No Vacation for You
The Ohio Supreme Court ruled businesses can fire new employees who take time off for pregnancy. It’s not gender discrimination, the justices concluded, to require workers to put in a certain amount of time before taking extended time off. As long as companies apply their policies evenly, for all kinds of medical breaks, they aren’t discriminating. The same court ruled a year ago that businesses can fire employees for taking unauthorized time to express milk.
Parents' Problem, Too
Under California’s new truancy law, parents whose kids miss more than 10 percent of the school year can be charged with a misdemeanor punishable by up to a year in jail and a $2,000 fine. The bill also authorizes local districts to require whatever family services are needed to get the children back to school. Chronic elementary school truancy is widespread, according to the San Jose Mercury News. Nearly 40 percent of the truant students in California are in elementary school. And it’s not uncommon for some children to miss more than half the school
Pill Mill Kill
A new law in Florida takes aim at “pill mills”—clinics where doctors see up to 100 patients a day and prescribe large quantities of pain and other medications, often to out-of-state patients. The law requires these clinics to be owned by doctors, limits patients paying for a prescription without insurance to a 72-hour supply, bans advertisements for specific medicines, like Oxycodone, and requires training for pain management doctors. Clinics now can be charged with a felony for failing to register as a pain clinic. “I think it’s going to take a bite out of [the problem], but it doesn’t go far enough,” Representative John Legg, bill sponsor told the Jacksonville.com. “It’s just one small baby step.”

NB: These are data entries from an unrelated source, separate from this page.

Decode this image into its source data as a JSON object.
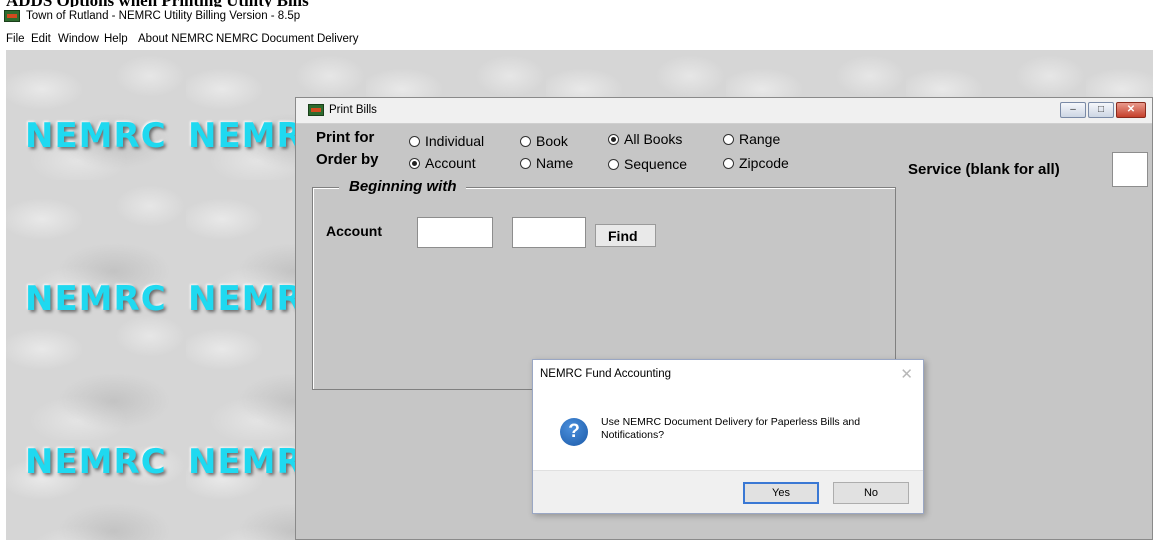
{
  "document": {
    "heading": "ADDS Options when Printing Utility Bills"
  },
  "app": {
    "title": "Town of Rutland - NEMRC Utility Billing Version - 8.5p",
    "menu": [
      "File",
      "Edit",
      "Window",
      "Help",
      "About NEMRC",
      "NEMRC Document Delivery"
    ]
  },
  "desktop": {
    "logo_text": "NEMRC"
  },
  "print_bills": {
    "title": "Print Bills",
    "print_for_label": "Print for",
    "print_for_options": [
      {
        "label": "Individual",
        "selected": false
      },
      {
        "label": "Book",
        "selected": false
      },
      {
        "label": "All Books",
        "selected": true
      },
      {
        "label": "Range",
        "selected": false
      }
    ],
    "order_by_label": "Order by",
    "order_by_options": [
      {
        "label": "Account",
        "selected": true
      },
      {
        "label": "Name",
        "selected": false
      },
      {
        "label": "Sequence",
        "selected": false
      },
      {
        "label": "Zipcode",
        "selected": false
      }
    ],
    "beginning_with_label": "Beginning with",
    "account_label": "Account",
    "account_value_1": "",
    "account_value_2": "",
    "find_label": "Find",
    "service_label": "Service (blank for all)",
    "service_value": ""
  },
  "dialog": {
    "title": "NEMRC Fund Accounting",
    "message": "Use NEMRC Document Delivery for Paperless Bills and Notifications?",
    "yes_label": "Yes",
    "no_label": "No"
  }
}
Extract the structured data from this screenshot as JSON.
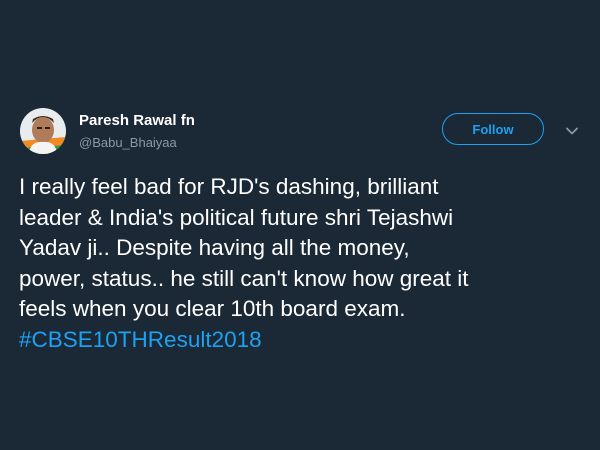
{
  "tweet": {
    "author": {
      "display_name": "Paresh Rawal fn",
      "handle": "@Babu_Bhaiyaa",
      "avatar_icon": "profile-photo"
    },
    "follow_label": "Follow",
    "more_icon": "chevron-down-icon",
    "text_lines": [
      "I really feel bad for RJD's dashing, brilliant",
      "leader & India's political future shri Tejashwi",
      "Yadav ji.. Despite having all the money,",
      "power, status.. he still can't know how great it",
      "feels when you clear 10th board exam."
    ],
    "hashtag": "#CBSE10THResult2018"
  },
  "colors": {
    "background": "#1b2836",
    "accent": "#1da1f2",
    "secondary_text": "#8899a6",
    "primary_text": "#ffffff"
  }
}
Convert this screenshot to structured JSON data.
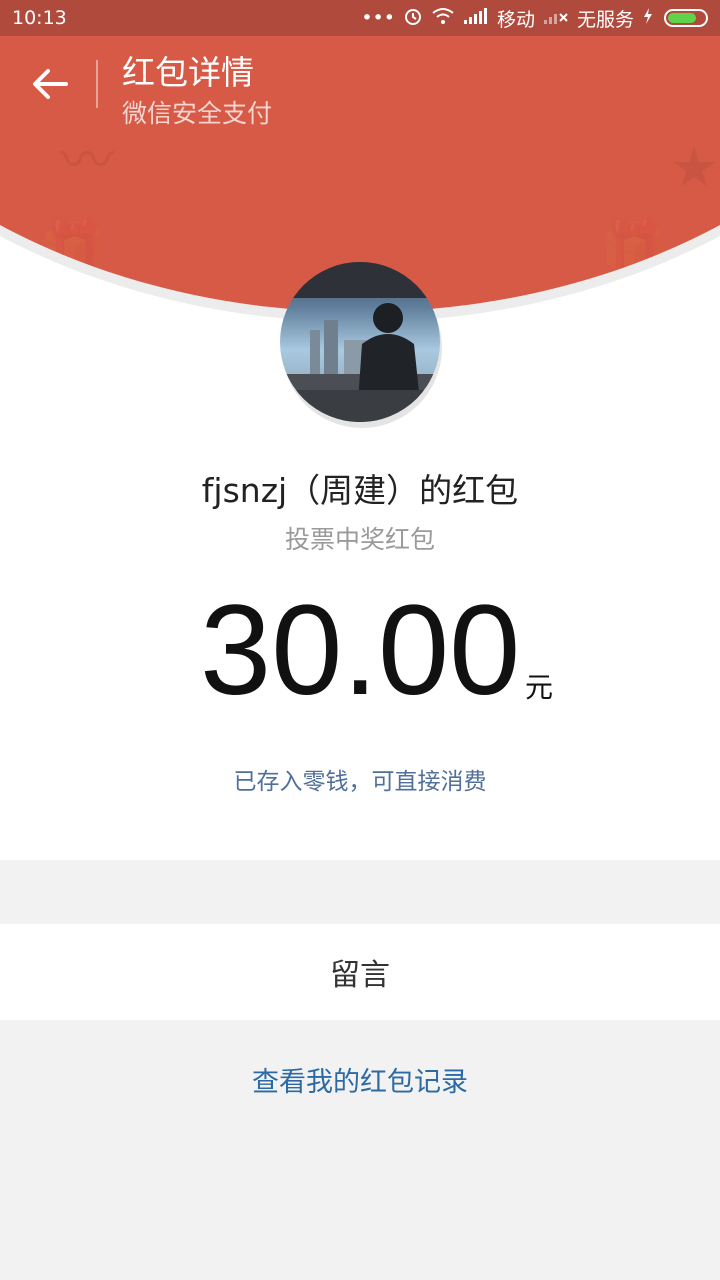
{
  "status_bar": {
    "time": "10:13",
    "dots": "•••",
    "carrier": "移动",
    "no_service": "无服务",
    "icons": [
      "alarm-icon",
      "wifi-icon",
      "signal-icon",
      "signal-off-icon",
      "charging-icon",
      "battery-icon"
    ]
  },
  "header": {
    "title": "红包详情",
    "subtitle": "微信安全支付",
    "color": "#d65a46"
  },
  "packet": {
    "sender": "fjsnzj（周建）的红包",
    "wish": "投票中奖红包",
    "amount": "30.00",
    "currency": "元",
    "deposit_note": "已存入零钱，可直接消费"
  },
  "actions": {
    "message_label": "留言",
    "records_link": "查看我的红包记录"
  }
}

A Coming Tribute
“There was nothing there representing the fact that for thousands of years, Indians had resided at that very point, that very spot,” Chief Kenneth Adams of the Upper Mattaponi Indian Tribe told the Richmond Times-Dispatch about Virginia’s Capitol Square. But that will be changing. In September, a commission began gathering ideas about what kind of memorial they want to celebrate the state’s American Indian heritage. About 20,000 American Indians and Alaska Natives live in Virginia, according to the newspaper. Virginia will join just a few other states with tributes to Native Americans in their capitols. Oklahoma has a 17-foot statue of an Indian warrior atop its dome sculpted by former Oklahoma Senator Kelly Haney, a Native American. Kansas has a warrior statue on its dome that portrays a Kansa Indian shooting an arrow toward the North Star. And California has a commemorative seal on an Indian grinding rock honoring Native Americans (and designed by a Native American) on the capitol grounds.